◆ **Brief**
Copy every entry below, exactly and in full.

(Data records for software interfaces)
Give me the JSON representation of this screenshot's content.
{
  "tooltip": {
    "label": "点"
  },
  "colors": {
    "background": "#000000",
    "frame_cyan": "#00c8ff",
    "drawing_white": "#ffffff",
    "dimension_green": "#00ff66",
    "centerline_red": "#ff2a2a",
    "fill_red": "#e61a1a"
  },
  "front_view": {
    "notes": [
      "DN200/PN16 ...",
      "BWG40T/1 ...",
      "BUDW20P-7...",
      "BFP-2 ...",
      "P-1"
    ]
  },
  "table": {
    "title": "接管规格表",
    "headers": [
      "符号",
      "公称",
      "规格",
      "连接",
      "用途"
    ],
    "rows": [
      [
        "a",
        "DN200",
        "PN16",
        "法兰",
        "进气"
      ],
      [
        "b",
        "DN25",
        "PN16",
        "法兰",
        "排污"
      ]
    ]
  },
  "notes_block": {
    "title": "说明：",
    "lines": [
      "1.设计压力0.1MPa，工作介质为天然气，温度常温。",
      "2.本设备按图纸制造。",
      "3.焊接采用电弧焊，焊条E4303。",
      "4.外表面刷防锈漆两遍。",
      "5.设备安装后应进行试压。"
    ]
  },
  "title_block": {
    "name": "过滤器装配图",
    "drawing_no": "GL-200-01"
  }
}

◆ **Response**
Give me the JSON representation of this screenshot's content.
{
  "tooltip": {
    "label": "点"
  },
  "colors": {
    "background": "#000000",
    "frame_cyan": "#00c8ff",
    "drawing_white": "#ffffff",
    "dimension_green": "#00ff66",
    "centerline_red": "#ff2a2a",
    "fill_red": "#e61a1a"
  },
  "front_view": {
    "notes": [
      "DN200/PN16 ...",
      "BWG40T/1 ...",
      "BUDW20P-7...",
      "BFP-2 ...",
      "P-1"
    ]
  },
  "table": {
    "title": "接管规格表",
    "headers": [
      "符号",
      "公称",
      "规格",
      "连接",
      "用途"
    ],
    "rows": [
      [
        "a",
        "DN200",
        "PN16",
        "法兰",
        "进气"
      ],
      [
        "b",
        "DN25",
        "PN16",
        "法兰",
        "排污"
      ]
    ]
  },
  "notes_block": {
    "title": "说明：",
    "lines": [
      "1.设计压力0.1MPa，工作介质为天然气，温度常温。",
      "2.本设备按图纸制造。",
      "3.焊接采用电弧焊，焊条E4303。",
      "4.外表面刷防锈漆两遍。",
      "5.设备安装后应进行试压。"
    ]
  },
  "title_block": {
    "name": "过滤器装配图",
    "drawing_no": "GL-200-01"
  }
}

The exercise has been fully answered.